The scientific use of the TerraSAR-X data will be coordinated through the TerraSAR-X Science Service System by the DLR.[11] The new-quality data records, as provided by TerraSAR-X, will offer a vast amount of new research incentives, for instance in ecology, geology, hydrology and oceanography. The smallest movements of the Earth's surface (plate tectonics, volcanism, earthquake) are further scientific fields of application.

Commercial use of TerraSAR-X data

To ensure the commercial success of the mission, EADS Astrium founded its 100% subsidiary Infoterra in 2001; the company being responsible for establishing a commercial market for TerraSAR-X data as well as TerraSAR-X-based geo-information products and services.

See also

The radar remote sensing satellites TanDEM X and Terra SAR X photographed while flying in close formation (photo by Marco Langbroek, Leiden, the Netherlands). Movement is from lower right to upper left in this 10-second exposure.

Radars on the Space Shuttle:

(the TerraSAR-X authors were involved in SRL and SRTM missions)
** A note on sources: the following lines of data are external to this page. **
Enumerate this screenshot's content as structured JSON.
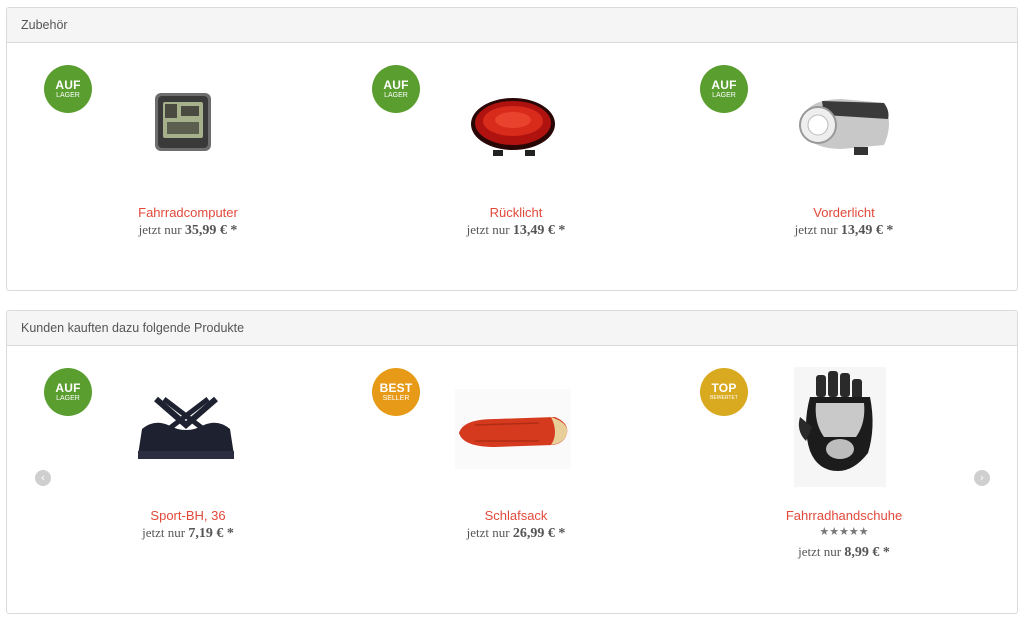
{
  "sections": [
    {
      "title": "Zubehör",
      "products": [
        {
          "badge": {
            "line1": "AUF",
            "line2": "LAGER",
            "color": "#5a9e2f"
          },
          "image_icon": "bike-computer-image",
          "name": "Fahrradcomputer",
          "price_prefix": "jetzt nur",
          "price": "35,99 € *"
        },
        {
          "badge": {
            "line1": "AUF",
            "line2": "LAGER",
            "color": "#5a9e2f"
          },
          "image_icon": "rear-light-image",
          "name": "Rücklicht",
          "price_prefix": "jetzt nur",
          "price": "13,49 € *"
        },
        {
          "badge": {
            "line1": "AUF",
            "line2": "LAGER",
            "color": "#5a9e2f"
          },
          "image_icon": "front-light-image",
          "name": "Vorderlicht",
          "price_prefix": "jetzt nur",
          "price": "13,49 € *"
        }
      ]
    },
    {
      "title": "Kunden kauften dazu folgende Produkte",
      "products": [
        {
          "badge": {
            "line1": "AUF",
            "line2": "LAGER",
            "color": "#5a9e2f"
          },
          "image_icon": "sports-bra-image",
          "name": "Sport-BH, 36",
          "price_prefix": "jetzt nur",
          "price": "7,19 € *"
        },
        {
          "badge": {
            "line1": "BEST",
            "line2": "SELLER",
            "color": "#e69a17"
          },
          "image_icon": "sleeping-bag-image",
          "name": "Schlafsack",
          "price_prefix": "jetzt nur",
          "price": "26,99 € *"
        },
        {
          "badge": {
            "line1": "TOP",
            "line2": "BEWERTET",
            "color": "#d9aa1f"
          },
          "image_icon": "cycling-gloves-image",
          "name": "Fahrradhandschuhe",
          "rating": 5,
          "stars": "★★★★★",
          "price_prefix": "jetzt nur",
          "price": "8,99 € *"
        }
      ],
      "nav": {
        "prev_icon": "chevron-left-icon",
        "next_icon": "chevron-right-icon"
      }
    }
  ]
}
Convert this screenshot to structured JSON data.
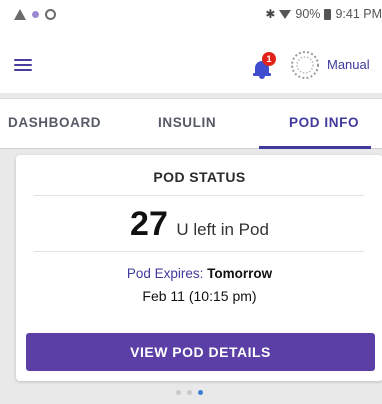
{
  "status_bar": {
    "battery": "90%",
    "time": "9:41 PM",
    "icons": [
      "warning-icon",
      "notification-dot-icon",
      "sync-ring-icon",
      "bluetooth-icon",
      "wifi-icon",
      "battery-icon"
    ]
  },
  "header": {
    "menu_icon": "hamburger-menu-icon",
    "notification_count": "1",
    "mode_label": "Manual"
  },
  "tabs": [
    {
      "label": "DASHBOARD",
      "active": false
    },
    {
      "label": "INSULIN",
      "active": false
    },
    {
      "label": "POD INFO",
      "active": true
    }
  ],
  "pod_status": {
    "title": "POD STATUS",
    "units": "27",
    "units_suffix": "U left in Pod",
    "expires_label": "Pod Expires:",
    "expires_value": "Tomorrow",
    "expires_date": "Feb 11 (10:15 pm)",
    "button_label": "VIEW POD DETAILS"
  },
  "pager": {
    "total": 3,
    "active_index": 2
  },
  "colors": {
    "accent": "#3f3a9c",
    "button": "#5b3fa6",
    "badge": "#e2231a",
    "bell": "#3f4ecf",
    "pager_active": "#3d7fd6"
  }
}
  1. ^ a b c d e f g "TERRA SAR X Satellite details 2007-026A NORAD 31698". N2YO. 25 January 2015. Retrieved 25 January 2015.
  2. ^ "Observing Systems Capability Analysis and Review Tool: SAR-X Instrument details". World Meteorological Organization. 15 June 2021. Retrieved 7 June 2023.
  3. ^ StripMap & ScanSAR: acquisition length extendable to up to 1,650 km.
  4. ^ DLR – Blogs – The satellites have 'eye contact'
  5. ^ GIM International: Weber, Marco; Koudogbo, Fifamè, January 2009, TerraSAR-X 1m Spaceborne Radar – Use, Features, Products and TanDEM-X.
  6. ^ (Jensen, J. R. 2007. Remote Sensing of the Environment: An Earth Resource Perspective)
  7. ^ GeoBerichte 14, Landesamt für Bergbau, Energie und Geologie in Niedersachsen:Schrage, Thomas;Jacob, Philipp, June 2009, Flächenverbrauch und Bodenversigelung in Niedersachsen.
  8. ^ GIM International: Balz, Timo; Scheuchl, Bernd;Li, Deren, October 2008, The Sichuan Earthquake(1)-Satellite Imagery for Rapid Response.
  9. ^ GIM International: Shao, Yun; Scheuchl, Bernd, November 2008, The Sichuan Earthquake (2)- Spaceborne SAR in Earthquake Response.
  10. ^ GIM International: Koudogbo, Fifamè; Müller, Marc; Scheuchl, Bernd, December 2008, The Sichuan Earthquake (3)- Satellite-based Global Flood Response.
  11. ^ TerraSAR-X Science Service System